── Records supplied

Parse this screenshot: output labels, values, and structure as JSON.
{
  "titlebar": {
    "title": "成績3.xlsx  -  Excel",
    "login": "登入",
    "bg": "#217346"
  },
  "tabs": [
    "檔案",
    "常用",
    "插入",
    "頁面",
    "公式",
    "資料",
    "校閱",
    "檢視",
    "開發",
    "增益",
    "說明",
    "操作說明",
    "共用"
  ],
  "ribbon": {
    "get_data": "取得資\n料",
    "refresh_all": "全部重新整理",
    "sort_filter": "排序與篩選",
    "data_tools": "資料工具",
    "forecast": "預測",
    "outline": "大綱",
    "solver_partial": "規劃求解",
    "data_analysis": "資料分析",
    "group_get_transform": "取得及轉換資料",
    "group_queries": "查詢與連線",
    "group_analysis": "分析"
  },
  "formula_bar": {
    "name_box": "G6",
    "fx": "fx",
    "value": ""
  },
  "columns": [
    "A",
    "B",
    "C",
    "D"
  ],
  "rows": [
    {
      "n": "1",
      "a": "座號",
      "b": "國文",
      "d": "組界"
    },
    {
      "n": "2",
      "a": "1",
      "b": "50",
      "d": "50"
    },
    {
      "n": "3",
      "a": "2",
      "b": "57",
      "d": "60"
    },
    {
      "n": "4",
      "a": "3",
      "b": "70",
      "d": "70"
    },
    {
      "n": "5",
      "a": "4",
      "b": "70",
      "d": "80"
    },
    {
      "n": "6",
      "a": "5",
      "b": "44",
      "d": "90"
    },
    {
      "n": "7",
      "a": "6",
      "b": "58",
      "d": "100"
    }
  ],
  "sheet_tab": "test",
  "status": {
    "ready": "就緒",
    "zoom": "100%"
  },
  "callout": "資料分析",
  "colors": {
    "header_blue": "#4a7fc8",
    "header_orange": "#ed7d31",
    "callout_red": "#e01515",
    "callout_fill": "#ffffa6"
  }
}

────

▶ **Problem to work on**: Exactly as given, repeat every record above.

▶ **Response to the exercise**:
Parse this screenshot: output labels, values, and structure as JSON.
{
  "titlebar": {
    "title": "成績3.xlsx  -  Excel",
    "login": "登入",
    "bg": "#217346"
  },
  "tabs": [
    "檔案",
    "常用",
    "插入",
    "頁面",
    "公式",
    "資料",
    "校閱",
    "檢視",
    "開發",
    "增益",
    "說明",
    "操作說明",
    "共用"
  ],
  "ribbon": {
    "get_data": "取得資\n料",
    "refresh_all": "全部重新整理",
    "sort_filter": "排序與篩選",
    "data_tools": "資料工具",
    "forecast": "預測",
    "outline": "大綱",
    "solver_partial": "規劃求解",
    "data_analysis": "資料分析",
    "group_get_transform": "取得及轉換資料",
    "group_queries": "查詢與連線",
    "group_analysis": "分析"
  },
  "formula_bar": {
    "name_box": "G6",
    "fx": "fx",
    "value": ""
  },
  "columns": [
    "A",
    "B",
    "C",
    "D"
  ],
  "rows": [
    {
      "n": "1",
      "a": "座號",
      "b": "國文",
      "d": "組界"
    },
    {
      "n": "2",
      "a": "1",
      "b": "50",
      "d": "50"
    },
    {
      "n": "3",
      "a": "2",
      "b": "57",
      "d": "60"
    },
    {
      "n": "4",
      "a": "3",
      "b": "70",
      "d": "70"
    },
    {
      "n": "5",
      "a": "4",
      "b": "70",
      "d": "80"
    },
    {
      "n": "6",
      "a": "5",
      "b": "44",
      "d": "90"
    },
    {
      "n": "7",
      "a": "6",
      "b": "58",
      "d": "100"
    }
  ],
  "sheet_tab": "test",
  "status": {
    "ready": "就緒",
    "zoom": "100%"
  },
  "callout": "資料分析",
  "colors": {
    "header_blue": "#4a7fc8",
    "header_orange": "#ed7d31",
    "callout_red": "#e01515",
    "callout_fill": "#ffffa6"
  }
}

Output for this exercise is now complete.